[Records from a collection]
● ● ● ●

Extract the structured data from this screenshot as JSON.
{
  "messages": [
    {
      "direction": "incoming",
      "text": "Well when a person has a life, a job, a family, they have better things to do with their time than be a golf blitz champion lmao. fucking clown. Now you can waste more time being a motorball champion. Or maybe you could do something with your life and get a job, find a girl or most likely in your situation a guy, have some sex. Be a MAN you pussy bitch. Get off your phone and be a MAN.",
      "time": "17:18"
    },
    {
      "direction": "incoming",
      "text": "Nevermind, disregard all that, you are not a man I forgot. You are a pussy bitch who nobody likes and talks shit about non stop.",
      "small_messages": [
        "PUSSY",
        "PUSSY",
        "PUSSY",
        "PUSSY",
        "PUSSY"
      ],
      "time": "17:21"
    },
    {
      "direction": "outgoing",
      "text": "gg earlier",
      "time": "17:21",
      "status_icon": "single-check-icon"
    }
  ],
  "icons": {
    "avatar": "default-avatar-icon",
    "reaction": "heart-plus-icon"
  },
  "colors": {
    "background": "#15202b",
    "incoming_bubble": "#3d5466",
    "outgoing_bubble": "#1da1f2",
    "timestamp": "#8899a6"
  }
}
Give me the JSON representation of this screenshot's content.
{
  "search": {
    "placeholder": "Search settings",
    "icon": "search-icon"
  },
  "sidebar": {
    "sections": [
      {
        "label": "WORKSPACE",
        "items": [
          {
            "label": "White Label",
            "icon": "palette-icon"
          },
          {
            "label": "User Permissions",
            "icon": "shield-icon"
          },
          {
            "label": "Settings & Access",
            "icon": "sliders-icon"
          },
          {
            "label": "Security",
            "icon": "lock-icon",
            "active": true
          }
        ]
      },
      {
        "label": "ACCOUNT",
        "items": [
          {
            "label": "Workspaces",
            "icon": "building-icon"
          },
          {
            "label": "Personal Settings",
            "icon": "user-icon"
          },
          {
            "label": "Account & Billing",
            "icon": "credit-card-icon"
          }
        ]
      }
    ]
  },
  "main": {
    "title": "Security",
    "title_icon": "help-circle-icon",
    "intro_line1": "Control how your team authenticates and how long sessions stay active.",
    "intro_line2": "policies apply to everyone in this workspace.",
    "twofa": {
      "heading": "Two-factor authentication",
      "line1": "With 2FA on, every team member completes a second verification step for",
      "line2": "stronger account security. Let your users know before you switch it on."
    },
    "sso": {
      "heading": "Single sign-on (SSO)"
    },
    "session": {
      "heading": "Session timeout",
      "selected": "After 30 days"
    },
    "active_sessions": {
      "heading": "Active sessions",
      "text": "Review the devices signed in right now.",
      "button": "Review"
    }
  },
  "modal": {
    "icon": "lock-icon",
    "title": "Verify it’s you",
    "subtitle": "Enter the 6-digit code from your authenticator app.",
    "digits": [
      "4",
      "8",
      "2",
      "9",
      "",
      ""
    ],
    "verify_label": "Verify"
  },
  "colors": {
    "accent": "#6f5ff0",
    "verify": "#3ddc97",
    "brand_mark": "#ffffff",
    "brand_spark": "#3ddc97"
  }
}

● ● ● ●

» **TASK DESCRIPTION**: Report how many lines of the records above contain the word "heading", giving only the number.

» **TASK ANSWER**: 4